Impedance

When you compare the impedance levels of two headphones, remember this: headphones with lower impedance levels need less energy to produce audible sound. For example, low-impedance headphones that produce audio at 50 ohms work well with most consumer devices. That’s why most headphones you’ll find have low impedance ratings. Conversely, headphones with high impedance ratings require more energy to produce sound. The tradeoff is that high-impedance designs have the build quality to withstand the additional power requirements.

Latency

This is the time it takes an audio signal to move from your smart device to your headphones. Bluetooth headphones tend to have a higher latency than wired options. This is because the audio signal must transmit through the air versus a physical cord.

Sensitivity

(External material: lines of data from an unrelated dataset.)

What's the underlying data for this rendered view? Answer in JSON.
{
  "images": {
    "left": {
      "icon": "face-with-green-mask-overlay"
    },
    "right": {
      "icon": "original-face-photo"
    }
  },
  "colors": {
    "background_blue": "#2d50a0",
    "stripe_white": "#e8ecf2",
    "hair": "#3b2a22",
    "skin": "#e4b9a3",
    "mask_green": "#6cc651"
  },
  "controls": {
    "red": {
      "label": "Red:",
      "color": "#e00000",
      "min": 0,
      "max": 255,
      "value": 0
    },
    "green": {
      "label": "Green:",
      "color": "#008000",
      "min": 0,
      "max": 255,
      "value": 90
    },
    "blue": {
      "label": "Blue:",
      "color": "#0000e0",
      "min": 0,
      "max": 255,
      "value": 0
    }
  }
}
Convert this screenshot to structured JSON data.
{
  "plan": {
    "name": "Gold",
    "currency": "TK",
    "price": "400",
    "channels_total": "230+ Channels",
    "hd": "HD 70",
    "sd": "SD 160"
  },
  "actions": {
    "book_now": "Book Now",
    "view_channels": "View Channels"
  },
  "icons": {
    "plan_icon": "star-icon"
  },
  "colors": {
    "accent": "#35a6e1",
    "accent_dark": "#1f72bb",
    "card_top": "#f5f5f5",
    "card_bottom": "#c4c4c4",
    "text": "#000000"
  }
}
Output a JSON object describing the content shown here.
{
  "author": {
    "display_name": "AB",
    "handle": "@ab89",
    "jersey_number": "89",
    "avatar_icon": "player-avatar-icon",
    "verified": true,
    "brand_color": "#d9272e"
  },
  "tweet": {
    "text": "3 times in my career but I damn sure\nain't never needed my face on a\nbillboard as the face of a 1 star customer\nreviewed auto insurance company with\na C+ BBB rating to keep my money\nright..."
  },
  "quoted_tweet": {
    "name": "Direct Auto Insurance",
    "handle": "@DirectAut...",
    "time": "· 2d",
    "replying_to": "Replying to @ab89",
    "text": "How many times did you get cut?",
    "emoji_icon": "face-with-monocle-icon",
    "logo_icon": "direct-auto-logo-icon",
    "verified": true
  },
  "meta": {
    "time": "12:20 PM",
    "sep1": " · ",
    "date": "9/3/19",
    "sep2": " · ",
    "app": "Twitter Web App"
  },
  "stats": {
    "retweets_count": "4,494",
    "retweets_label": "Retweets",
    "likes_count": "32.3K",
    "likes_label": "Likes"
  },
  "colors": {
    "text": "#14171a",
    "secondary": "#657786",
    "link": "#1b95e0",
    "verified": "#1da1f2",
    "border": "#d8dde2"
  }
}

Also known as sound pressure level (SPL), this is a measure of how loud your headphones will play at a given energy level. Headphones with a higher sensitivity number will produce louder sound at a lower point on the volume dial than headphones with a lower sensitivity number. Sensitivity isn’t much of a factor when deciding which headphones to buy, so don’t sweat over a pair of headphones with a lower sensitivity rating versus another pair.

Total harmonic distortion

Or, THC, is essentially a way to gauge how likely the diaphragms are to distort at lower volumes. The closer this number is to zero, the better.

Prices are accurate and items in stock as of publish time.